■ Task description ■
All entries that follow are to be printed exactly as written.

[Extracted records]
------------------------------------------------------------------------

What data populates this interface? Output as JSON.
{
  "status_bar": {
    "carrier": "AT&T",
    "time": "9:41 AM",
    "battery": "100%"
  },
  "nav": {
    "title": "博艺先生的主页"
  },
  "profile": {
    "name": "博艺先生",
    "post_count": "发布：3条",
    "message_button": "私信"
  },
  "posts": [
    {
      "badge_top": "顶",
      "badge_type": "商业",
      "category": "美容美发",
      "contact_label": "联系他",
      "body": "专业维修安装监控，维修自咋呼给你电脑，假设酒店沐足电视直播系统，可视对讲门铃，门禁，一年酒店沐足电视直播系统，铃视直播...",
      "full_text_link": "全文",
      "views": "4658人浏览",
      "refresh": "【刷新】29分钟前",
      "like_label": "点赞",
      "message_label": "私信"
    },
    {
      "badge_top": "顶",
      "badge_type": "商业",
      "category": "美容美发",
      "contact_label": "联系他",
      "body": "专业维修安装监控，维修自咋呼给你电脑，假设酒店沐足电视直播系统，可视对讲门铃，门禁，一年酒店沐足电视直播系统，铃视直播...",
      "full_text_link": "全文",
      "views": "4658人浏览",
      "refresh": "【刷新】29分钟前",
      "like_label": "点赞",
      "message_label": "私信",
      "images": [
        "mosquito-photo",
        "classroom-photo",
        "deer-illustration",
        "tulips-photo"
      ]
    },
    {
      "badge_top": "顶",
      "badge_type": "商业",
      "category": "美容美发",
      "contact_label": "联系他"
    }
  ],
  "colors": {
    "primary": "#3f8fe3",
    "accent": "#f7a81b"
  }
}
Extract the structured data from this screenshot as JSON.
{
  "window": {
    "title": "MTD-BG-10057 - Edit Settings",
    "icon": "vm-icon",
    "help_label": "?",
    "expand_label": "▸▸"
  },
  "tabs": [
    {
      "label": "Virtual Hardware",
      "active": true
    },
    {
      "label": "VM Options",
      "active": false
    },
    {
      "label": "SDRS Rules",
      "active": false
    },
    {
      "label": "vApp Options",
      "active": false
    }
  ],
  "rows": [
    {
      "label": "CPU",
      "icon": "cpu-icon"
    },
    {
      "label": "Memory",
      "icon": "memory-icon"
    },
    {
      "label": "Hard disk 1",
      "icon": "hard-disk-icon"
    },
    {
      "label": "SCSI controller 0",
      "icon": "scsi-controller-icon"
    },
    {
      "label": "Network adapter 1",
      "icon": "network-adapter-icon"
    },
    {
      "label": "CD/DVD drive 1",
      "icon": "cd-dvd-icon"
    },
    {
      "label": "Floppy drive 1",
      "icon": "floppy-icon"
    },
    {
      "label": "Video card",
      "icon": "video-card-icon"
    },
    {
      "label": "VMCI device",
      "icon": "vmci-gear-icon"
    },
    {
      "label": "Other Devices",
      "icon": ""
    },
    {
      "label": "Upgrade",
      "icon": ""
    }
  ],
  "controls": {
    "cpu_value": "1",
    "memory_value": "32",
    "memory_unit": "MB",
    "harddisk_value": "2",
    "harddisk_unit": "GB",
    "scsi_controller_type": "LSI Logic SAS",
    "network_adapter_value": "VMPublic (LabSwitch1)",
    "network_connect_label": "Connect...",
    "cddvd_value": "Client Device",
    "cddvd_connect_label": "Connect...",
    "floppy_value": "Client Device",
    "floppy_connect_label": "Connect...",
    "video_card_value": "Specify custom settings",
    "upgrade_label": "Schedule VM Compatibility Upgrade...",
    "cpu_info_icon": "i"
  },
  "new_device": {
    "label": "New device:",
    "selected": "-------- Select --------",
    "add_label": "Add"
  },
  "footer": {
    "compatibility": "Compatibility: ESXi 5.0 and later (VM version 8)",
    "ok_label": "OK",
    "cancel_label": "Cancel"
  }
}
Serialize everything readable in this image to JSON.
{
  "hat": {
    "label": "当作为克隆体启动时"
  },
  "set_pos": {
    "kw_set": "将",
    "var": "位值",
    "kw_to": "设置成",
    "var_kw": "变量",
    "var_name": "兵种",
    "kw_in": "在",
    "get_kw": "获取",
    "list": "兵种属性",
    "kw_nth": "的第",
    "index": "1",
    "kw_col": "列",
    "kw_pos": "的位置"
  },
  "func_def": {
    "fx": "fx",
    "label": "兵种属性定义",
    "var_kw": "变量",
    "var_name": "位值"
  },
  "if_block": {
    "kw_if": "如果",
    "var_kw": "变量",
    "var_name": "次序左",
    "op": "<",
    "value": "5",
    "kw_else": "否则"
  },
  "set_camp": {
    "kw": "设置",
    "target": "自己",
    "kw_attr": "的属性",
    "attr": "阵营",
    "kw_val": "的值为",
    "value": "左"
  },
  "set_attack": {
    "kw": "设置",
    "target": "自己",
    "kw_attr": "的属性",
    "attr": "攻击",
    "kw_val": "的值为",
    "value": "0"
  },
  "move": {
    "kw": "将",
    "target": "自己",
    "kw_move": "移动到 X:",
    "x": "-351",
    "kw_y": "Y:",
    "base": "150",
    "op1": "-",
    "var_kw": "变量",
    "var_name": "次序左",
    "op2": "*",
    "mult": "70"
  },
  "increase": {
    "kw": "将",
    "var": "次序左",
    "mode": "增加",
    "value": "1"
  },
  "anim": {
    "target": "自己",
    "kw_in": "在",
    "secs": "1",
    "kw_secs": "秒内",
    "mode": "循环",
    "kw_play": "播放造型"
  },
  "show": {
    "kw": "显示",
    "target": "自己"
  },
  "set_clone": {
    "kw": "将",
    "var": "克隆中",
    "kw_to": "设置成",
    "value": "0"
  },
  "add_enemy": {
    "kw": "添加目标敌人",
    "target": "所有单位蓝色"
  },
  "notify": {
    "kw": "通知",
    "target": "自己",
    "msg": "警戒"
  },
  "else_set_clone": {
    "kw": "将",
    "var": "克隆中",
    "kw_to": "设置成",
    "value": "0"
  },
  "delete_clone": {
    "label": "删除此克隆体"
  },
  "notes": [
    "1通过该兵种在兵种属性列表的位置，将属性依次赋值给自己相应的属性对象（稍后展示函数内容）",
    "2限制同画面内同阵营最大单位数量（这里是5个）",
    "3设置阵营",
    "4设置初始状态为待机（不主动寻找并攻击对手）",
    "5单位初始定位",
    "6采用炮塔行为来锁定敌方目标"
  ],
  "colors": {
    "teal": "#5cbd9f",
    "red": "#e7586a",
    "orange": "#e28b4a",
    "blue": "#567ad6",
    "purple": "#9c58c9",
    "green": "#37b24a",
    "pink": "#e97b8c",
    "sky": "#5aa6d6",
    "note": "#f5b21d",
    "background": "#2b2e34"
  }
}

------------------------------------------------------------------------

■ Solution ■
What data populates this interface? Output as JSON.
{
  "status_bar": {
    "carrier": "AT&T",
    "time": "9:41 AM",
    "battery": "100%"
  },
  "nav": {
    "title": "博艺先生的主页"
  },
  "profile": {
    "name": "博艺先生",
    "post_count": "发布：3条",
    "message_button": "私信"
  },
  "posts": [
    {
      "badge_top": "顶",
      "badge_type": "商业",
      "category": "美容美发",
      "contact_label": "联系他",
      "body": "专业维修安装监控，维修自咋呼给你电脑，假设酒店沐足电视直播系统，可视对讲门铃，门禁，一年酒店沐足电视直播系统，铃视直播...",
      "full_text_link": "全文",
      "views": "4658人浏览",
      "refresh": "【刷新】29分钟前",
      "like_label": "点赞",
      "message_label": "私信"
    },
    {
      "badge_top": "顶",
      "badge_type": "商业",
      "category": "美容美发",
      "contact_label": "联系他",
      "body": "专业维修安装监控，维修自咋呼给你电脑，假设酒店沐足电视直播系统，可视对讲门铃，门禁，一年酒店沐足电视直播系统，铃视直播...",
      "full_text_link": "全文",
      "views": "4658人浏览",
      "refresh": "【刷新】29分钟前",
      "like_label": "点赞",
      "message_label": "私信",
      "images": [
        "mosquito-photo",
        "classroom-photo",
        "deer-illustration",
        "tulips-photo"
      ]
    },
    {
      "badge_top": "顶",
      "badge_type": "商业",
      "category": "美容美发",
      "contact_label": "联系他"
    }
  ],
  "colors": {
    "primary": "#3f8fe3",
    "accent": "#f7a81b"
  }
}
Extract the structured data from this screenshot as JSON.
{
  "window": {
    "title": "MTD-BG-10057 - Edit Settings",
    "icon": "vm-icon",
    "help_label": "?",
    "expand_label": "▸▸"
  },
  "tabs": [
    {
      "label": "Virtual Hardware",
      "active": true
    },
    {
      "label": "VM Options",
      "active": false
    },
    {
      "label": "SDRS Rules",
      "active": false
    },
    {
      "label": "vApp Options",
      "active": false
    }
  ],
  "rows": [
    {
      "label": "CPU",
      "icon": "cpu-icon"
    },
    {
      "label": "Memory",
      "icon": "memory-icon"
    },
    {
      "label": "Hard disk 1",
      "icon": "hard-disk-icon"
    },
    {
      "label": "SCSI controller 0",
      "icon": "scsi-controller-icon"
    },
    {
      "label": "Network adapter 1",
      "icon": "network-adapter-icon"
    },
    {
      "label": "CD/DVD drive 1",
      "icon": "cd-dvd-icon"
    },
    {
      "label": "Floppy drive 1",
      "icon": "floppy-icon"
    },
    {
      "label": "Video card",
      "icon": "video-card-icon"
    },
    {
      "label": "VMCI device",
      "icon": "vmci-gear-icon"
    },
    {
      "label": "Other Devices",
      "icon": ""
    },
    {
      "label": "Upgrade",
      "icon": ""
    }
  ],
  "controls": {
    "cpu_value": "1",
    "memory_value": "32",
    "memory_unit": "MB",
    "harddisk_value": "2",
    "harddisk_unit": "GB",
    "scsi_controller_type": "LSI Logic SAS",
    "network_adapter_value": "VMPublic (LabSwitch1)",
    "network_connect_label": "Connect...",
    "cddvd_value": "Client Device",
    "cddvd_connect_label": "Connect...",
    "floppy_value": "Client Device",
    "floppy_connect_label": "Connect...",
    "video_card_value": "Specify custom settings",
    "upgrade_label": "Schedule VM Compatibility Upgrade...",
    "cpu_info_icon": "i"
  },
  "new_device": {
    "label": "New device:",
    "selected": "-------- Select --------",
    "add_label": "Add"
  },
  "footer": {
    "compatibility": "Compatibility: ESXi 5.0 and later (VM version 8)",
    "ok_label": "OK",
    "cancel_label": "Cancel"
  }
}
Serialize everything readable in this image to JSON.
{
  "hat": {
    "label": "当作为克隆体启动时"
  },
  "set_pos": {
    "kw_set": "将",
    "var": "位值",
    "kw_to": "设置成",
    "var_kw": "变量",
    "var_name": "兵种",
    "kw_in": "在",
    "get_kw": "获取",
    "list": "兵种属性",
    "kw_nth": "的第",
    "index": "1",
    "kw_col": "列",
    "kw_pos": "的位置"
  },
  "func_def": {
    "fx": "fx",
    "label": "兵种属性定义",
    "var_kw": "变量",
    "var_name": "位值"
  },
  "if_block": {
    "kw_if": "如果",
    "var_kw": "变量",
    "var_name": "次序左",
    "op": "<",
    "value": "5",
    "kw_else": "否则"
  },
  "set_camp": {
    "kw": "设置",
    "target": "自己",
    "kw_attr": "的属性",
    "attr": "阵营",
    "kw_val": "的值为",
    "value": "左"
  },
  "set_attack": {
    "kw": "设置",
    "target": "自己",
    "kw_attr": "的属性",
    "attr": "攻击",
    "kw_val": "的值为",
    "value": "0"
  },
  "move": {
    "kw": "将",
    "target": "自己",
    "kw_move": "移动到 X:",
    "x": "-351",
    "kw_y": "Y:",
    "base": "150",
    "op1": "-",
    "var_kw": "变量",
    "var_name": "次序左",
    "op2": "*",
    "mult": "70"
  },
  "increase": {
    "kw": "将",
    "var": "次序左",
    "mode": "增加",
    "value": "1"
  },
  "anim": {
    "target": "自己",
    "kw_in": "在",
    "secs": "1",
    "kw_secs": "秒内",
    "mode": "循环",
    "kw_play": "播放造型"
  },
  "show": {
    "kw": "显示",
    "target": "自己"
  },
  "set_clone": {
    "kw": "将",
    "var": "克隆中",
    "kw_to": "设置成",
    "value": "0"
  },
  "add_enemy": {
    "kw": "添加目标敌人",
    "target": "所有单位蓝色"
  },
  "notify": {
    "kw": "通知",
    "target": "自己",
    "msg": "警戒"
  },
  "else_set_clone": {
    "kw": "将",
    "var": "克隆中",
    "kw_to": "设置成",
    "value": "0"
  },
  "delete_clone": {
    "label": "删除此克隆体"
  },
  "notes": [
    "1通过该兵种在兵种属性列表的位置，将属性依次赋值给自己相应的属性对象（稍后展示函数内容）",
    "2限制同画面内同阵营最大单位数量（这里是5个）",
    "3设置阵营",
    "4设置初始状态为待机（不主动寻找并攻击对手）",
    "5单位初始定位",
    "6采用炮塔行为来锁定敌方目标"
  ],
  "colors": {
    "teal": "#5cbd9f",
    "red": "#e7586a",
    "orange": "#e28b4a",
    "blue": "#567ad6",
    "purple": "#9c58c9",
    "green": "#37b24a",
    "pink": "#e97b8c",
    "sky": "#5aa6d6",
    "note": "#f5b21d",
    "background": "#2b2e34"
  }
}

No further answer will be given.